The market place only turned trickier by the conclude of Could due to an insurance policy difficulty that dealt a blow to any one seeking for a house loan at any stage of the industry. State Farm announced that it was no longer accepting new purposes for property insurance in California, as a outcome of what it known as a “challenging reinsurance market” with all of the wildfires and large development costs hitting the state about the final yrs. Allstate quickly followed suit. The bulletins arrived right after Allstate had questioned for the means to elevate residence insurance policy premiums by 40 per cent and Condition Farm had requested for a 28 p.c increase—which would fly in the face of the state’s shopper-friendly policies that have held costs very low for decades.
Obtaining two of the state’s most significant residence insurers bow out suggests that for any individual obtaining a new property, rates skyrocketed immediately. Securing house insurance policy is needed by most loan companies to get a home loan authorised, so anyone not shopping for with income was now scrounging for cost-effective coverage. Cooper and Wolf just lately closed a Los Feliz household on which the potential buyers experienced to go to 18 distinctive insurers to get protection and ultimately had to pay 11 periods what the past proprietor was shelling out to insure the same residence. One more customer experienced his mom comb through navy documents from the 1940s to prove that his father was in the Military so that they could get a USAA insurance plan plan, which commonly features a reduced charge.

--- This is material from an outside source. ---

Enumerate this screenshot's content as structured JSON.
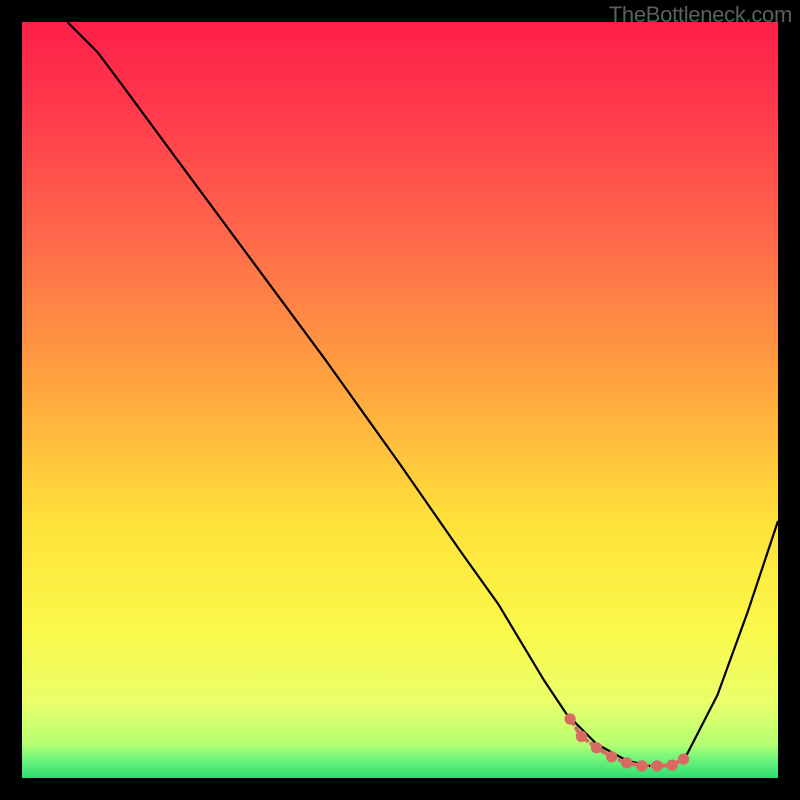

Harvey Rosenfield, the author of a customer-security law in California that has saved shoppers tens of billions of pounds due to the fact it was passed in the ’80s, suggests that coverage providers may well rightfully need to increase premiums as a outcome of serious climate and disasters, but that “what’s happening now is they’ve seized on climate improve as an justification to get rid of restraints on their greed, employing their financial could to generally blackmail the insurance policies commissioner and the legislature into deregulating them.” He adds that the insurance policy commissioner, which is an elected placement, has the appropriate to identify this an emergency and use his authority to force insurance companies again to the state. The business of the commissioner, Ricardo Lara, a Democrat, did not reply to requests for remark. “What’s maddening is the issue, would not it be improved just paying off the thieves—the insurance plan mafia—for defense than remaining with no this products that we all have to have to transact our day by day lives? And I refuse to take that. The voters developed a program that safeguarded them versus that,” Rosenfield suggests.

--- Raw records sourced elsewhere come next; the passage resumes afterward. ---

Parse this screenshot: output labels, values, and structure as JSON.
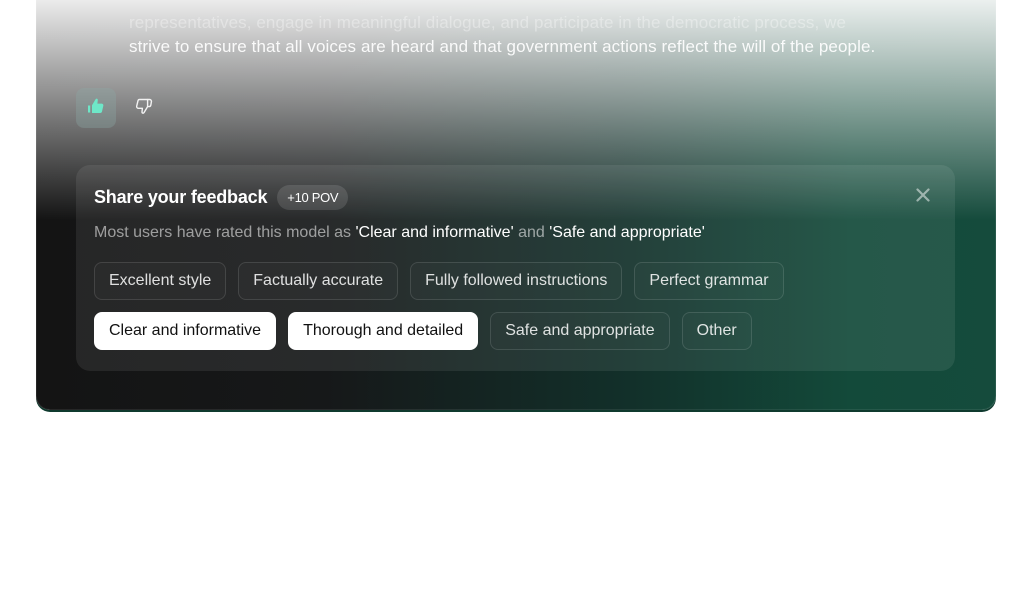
{
  "message": {
    "faded_line": "representatives, engage in meaningful dialogue, and participate in the democratic process, we",
    "last_line": "strive to ensure that all voices are heard and that government actions reflect the will of the people."
  },
  "rating": {
    "thumbs_up": {
      "icon": "thumbs-up-icon",
      "active": true
    },
    "thumbs_down": {
      "icon": "thumbs-down-icon",
      "active": false
    }
  },
  "feedback": {
    "title": "Share your feedback",
    "badge": "+10 POV",
    "close_icon": "close-icon",
    "subtitle_prefix": "Most users have rated this model as ",
    "subtitle_hl1": "'Clear and informative'",
    "subtitle_mid": " and ",
    "subtitle_hl2": "'Safe and appropriate'",
    "rows": [
      [
        {
          "label": "Excellent style",
          "selected": false
        },
        {
          "label": "Factually accurate",
          "selected": false
        },
        {
          "label": "Fully followed instructions",
          "selected": false
        },
        {
          "label": "Perfect grammar",
          "selected": false
        }
      ],
      [
        {
          "label": "Clear and informative",
          "selected": true
        },
        {
          "label": "Thorough and detailed",
          "selected": true
        },
        {
          "label": "Safe and appropriate",
          "selected": false
        },
        {
          "label": "Other",
          "selected": false
        }
      ]
    ]
  },
  "colors": {
    "accent": "#6ee7c8",
    "card_green": "#134a3a",
    "card_dark": "#141414",
    "chip_selected_bg": "#ffffff"
  }
}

Nonetheless, Los Angeles is a resilient market, and curiosity costs are not historically large. For now, the marketplace, however it could appear poststrike and pre-AI, exists here. Revenue will exist in Hollywood endlessly, and as very long as it does, so will the appetite for a luxury house sector. Only the superrich will be in a position to pay for to dwell in destinations the place normal disaster is a probability, and so-called climate gentrification helps make these types of locations pretty much unaffordable (in Florida, a $620,000 top quality just lately made headlines, and rates have elevated virtually 800 %.)
“LA is a incredibly extraordinary area. It just sort of always is,” Cooper describes. “We feel factors much better than most people. When it is actually great, it is seriously excellent, and when it’s actually terrible, as it is been, you also have an outsized reaction to how very good it was right before.”
As of mid-September, that famed household of the famed screenwriter in the hills was continue to on the current market.